### [Exercise brief]
Search the data for the word "Редактировать" and copy every line that contains it.

*** Opening of Records shown ***

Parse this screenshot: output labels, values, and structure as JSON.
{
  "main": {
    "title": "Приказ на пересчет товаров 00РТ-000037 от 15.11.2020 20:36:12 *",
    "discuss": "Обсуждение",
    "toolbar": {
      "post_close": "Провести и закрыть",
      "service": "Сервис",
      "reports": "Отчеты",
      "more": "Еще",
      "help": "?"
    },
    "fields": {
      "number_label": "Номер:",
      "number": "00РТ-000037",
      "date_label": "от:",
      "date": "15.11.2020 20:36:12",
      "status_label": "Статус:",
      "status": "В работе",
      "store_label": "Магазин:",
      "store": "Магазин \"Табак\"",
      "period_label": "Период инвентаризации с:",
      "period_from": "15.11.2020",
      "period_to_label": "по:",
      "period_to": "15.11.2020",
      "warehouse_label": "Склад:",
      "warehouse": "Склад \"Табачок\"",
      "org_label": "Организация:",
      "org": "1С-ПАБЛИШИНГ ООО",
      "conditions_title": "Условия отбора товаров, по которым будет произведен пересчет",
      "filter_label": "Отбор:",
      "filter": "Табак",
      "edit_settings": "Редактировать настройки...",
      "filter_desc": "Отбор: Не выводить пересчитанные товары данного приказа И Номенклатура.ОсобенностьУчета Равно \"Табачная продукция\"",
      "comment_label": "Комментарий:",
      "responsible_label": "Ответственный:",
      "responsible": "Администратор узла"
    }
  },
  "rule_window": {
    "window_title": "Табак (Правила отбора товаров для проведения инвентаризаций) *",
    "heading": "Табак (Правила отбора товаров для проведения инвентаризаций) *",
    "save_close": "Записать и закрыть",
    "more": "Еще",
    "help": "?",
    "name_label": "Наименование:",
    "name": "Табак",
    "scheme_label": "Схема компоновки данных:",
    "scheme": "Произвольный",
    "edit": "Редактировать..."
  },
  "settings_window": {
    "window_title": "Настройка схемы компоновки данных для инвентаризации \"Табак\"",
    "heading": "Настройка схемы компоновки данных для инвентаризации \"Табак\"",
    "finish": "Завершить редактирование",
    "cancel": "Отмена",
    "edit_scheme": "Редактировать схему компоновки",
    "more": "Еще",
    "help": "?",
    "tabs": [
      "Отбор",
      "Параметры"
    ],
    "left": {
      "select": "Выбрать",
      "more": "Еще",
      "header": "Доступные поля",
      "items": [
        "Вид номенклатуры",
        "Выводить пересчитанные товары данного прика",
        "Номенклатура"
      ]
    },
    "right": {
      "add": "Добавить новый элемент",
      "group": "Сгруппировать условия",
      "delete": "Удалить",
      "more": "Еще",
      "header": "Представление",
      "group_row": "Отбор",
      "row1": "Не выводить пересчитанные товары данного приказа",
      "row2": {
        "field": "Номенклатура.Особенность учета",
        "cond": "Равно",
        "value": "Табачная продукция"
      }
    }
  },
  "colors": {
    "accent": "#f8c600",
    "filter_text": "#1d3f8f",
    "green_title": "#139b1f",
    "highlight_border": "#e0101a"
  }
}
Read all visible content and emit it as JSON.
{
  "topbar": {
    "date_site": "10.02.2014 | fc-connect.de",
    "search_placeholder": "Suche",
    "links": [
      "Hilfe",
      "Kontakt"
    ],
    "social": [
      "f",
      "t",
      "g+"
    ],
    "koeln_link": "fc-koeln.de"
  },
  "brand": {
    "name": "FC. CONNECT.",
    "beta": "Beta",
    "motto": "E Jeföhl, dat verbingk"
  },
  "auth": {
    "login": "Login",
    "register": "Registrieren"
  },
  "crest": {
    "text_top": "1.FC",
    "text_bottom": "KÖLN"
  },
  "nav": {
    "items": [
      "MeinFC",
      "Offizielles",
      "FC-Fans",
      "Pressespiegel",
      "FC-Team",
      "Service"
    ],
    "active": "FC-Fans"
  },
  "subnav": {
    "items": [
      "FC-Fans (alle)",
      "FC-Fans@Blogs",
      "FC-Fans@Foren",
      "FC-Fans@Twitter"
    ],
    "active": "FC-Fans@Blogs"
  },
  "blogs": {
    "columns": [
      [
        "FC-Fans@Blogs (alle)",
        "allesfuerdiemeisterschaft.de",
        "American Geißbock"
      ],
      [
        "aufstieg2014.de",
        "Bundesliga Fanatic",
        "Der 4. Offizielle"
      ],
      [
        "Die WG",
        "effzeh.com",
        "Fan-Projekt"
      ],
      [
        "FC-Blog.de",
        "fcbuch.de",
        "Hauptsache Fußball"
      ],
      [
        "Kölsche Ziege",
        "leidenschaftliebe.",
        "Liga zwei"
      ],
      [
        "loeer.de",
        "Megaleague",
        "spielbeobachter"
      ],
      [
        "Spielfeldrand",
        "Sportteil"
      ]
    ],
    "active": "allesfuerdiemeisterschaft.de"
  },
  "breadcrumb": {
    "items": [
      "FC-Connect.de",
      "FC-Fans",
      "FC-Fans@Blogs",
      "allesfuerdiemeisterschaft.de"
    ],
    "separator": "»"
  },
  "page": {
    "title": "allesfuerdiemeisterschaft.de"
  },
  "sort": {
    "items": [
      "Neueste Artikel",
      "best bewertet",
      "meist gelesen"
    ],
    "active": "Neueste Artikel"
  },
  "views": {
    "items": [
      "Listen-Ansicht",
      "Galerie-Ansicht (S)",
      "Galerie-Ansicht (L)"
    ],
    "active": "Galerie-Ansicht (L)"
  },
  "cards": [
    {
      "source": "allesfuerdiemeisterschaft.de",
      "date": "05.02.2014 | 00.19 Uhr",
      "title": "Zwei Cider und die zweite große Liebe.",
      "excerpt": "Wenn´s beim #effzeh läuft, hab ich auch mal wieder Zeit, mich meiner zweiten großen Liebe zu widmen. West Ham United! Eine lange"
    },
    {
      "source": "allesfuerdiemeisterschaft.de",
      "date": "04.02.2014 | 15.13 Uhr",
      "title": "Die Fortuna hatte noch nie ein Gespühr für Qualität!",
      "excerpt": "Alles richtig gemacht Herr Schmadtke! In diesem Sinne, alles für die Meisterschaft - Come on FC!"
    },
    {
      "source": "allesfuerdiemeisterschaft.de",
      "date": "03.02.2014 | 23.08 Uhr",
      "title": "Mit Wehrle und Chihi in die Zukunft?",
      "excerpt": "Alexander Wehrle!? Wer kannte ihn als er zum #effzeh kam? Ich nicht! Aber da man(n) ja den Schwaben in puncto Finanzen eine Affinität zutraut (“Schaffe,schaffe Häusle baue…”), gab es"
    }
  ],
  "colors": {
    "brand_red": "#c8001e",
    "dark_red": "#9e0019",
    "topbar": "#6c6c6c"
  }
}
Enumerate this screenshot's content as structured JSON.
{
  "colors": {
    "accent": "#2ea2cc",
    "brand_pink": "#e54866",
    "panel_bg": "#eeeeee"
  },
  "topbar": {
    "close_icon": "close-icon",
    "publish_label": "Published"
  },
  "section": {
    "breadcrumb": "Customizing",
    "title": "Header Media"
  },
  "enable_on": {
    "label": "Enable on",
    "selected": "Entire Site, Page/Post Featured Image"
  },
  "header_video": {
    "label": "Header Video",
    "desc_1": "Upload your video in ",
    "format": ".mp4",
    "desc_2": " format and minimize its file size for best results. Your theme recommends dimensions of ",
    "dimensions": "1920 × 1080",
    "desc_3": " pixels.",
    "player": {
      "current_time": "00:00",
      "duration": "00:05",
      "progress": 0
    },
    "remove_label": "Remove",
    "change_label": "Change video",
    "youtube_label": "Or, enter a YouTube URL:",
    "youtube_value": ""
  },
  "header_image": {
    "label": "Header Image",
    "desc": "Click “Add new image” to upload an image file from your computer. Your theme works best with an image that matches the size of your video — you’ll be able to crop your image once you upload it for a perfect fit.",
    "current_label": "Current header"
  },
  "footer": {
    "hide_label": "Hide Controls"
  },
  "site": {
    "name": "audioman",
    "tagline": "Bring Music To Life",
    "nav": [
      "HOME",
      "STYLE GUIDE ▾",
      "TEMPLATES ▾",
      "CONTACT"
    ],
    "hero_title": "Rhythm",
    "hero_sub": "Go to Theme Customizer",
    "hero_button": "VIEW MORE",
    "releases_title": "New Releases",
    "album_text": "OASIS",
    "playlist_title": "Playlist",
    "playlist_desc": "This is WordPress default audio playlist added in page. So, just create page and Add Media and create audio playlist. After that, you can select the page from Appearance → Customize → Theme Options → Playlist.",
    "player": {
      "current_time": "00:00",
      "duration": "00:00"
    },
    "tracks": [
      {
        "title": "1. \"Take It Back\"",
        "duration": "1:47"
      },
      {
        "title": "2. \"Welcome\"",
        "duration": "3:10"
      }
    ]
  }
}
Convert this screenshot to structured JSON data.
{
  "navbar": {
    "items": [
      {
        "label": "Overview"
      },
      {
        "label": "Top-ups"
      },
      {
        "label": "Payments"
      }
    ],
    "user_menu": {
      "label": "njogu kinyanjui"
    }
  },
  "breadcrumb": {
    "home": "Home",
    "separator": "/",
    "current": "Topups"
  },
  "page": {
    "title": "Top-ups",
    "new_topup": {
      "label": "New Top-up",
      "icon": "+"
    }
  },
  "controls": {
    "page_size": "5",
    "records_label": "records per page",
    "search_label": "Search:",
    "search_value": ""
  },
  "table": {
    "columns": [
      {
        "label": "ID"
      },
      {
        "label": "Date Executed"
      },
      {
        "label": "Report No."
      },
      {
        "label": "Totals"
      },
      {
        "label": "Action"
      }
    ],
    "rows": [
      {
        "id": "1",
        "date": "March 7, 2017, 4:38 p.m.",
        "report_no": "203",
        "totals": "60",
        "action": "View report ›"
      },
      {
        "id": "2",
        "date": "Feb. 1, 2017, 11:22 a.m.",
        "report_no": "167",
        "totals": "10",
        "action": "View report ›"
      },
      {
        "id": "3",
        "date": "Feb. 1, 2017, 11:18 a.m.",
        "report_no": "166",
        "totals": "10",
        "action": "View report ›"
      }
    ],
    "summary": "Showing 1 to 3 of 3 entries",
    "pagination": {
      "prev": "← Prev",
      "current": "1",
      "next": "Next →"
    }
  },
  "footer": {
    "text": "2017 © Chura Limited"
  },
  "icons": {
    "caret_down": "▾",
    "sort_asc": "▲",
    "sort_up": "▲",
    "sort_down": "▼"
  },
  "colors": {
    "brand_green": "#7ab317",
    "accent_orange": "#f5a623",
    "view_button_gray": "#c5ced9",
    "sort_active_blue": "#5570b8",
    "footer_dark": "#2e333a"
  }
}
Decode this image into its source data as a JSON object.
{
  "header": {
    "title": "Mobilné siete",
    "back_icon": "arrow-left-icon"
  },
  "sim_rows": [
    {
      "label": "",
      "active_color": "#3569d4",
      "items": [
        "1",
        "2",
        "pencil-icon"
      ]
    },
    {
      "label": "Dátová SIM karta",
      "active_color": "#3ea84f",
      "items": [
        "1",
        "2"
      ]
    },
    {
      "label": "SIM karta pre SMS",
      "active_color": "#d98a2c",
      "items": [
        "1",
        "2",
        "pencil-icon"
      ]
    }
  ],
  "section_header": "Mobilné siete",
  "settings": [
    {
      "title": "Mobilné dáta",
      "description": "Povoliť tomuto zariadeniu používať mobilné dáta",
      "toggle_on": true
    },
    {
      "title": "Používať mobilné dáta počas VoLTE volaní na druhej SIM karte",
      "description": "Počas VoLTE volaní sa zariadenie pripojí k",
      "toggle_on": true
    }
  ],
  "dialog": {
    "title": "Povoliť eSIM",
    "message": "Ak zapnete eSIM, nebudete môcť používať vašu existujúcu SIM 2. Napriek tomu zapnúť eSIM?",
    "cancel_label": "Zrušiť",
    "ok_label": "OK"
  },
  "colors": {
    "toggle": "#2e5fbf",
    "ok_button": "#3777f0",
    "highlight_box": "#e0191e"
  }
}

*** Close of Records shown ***

### [Expected answer]
      "edit_settings": "Редактировать настройки...",
    "edit": "Редактировать..."
    "edit_scheme": "Редактировать схему компоновки",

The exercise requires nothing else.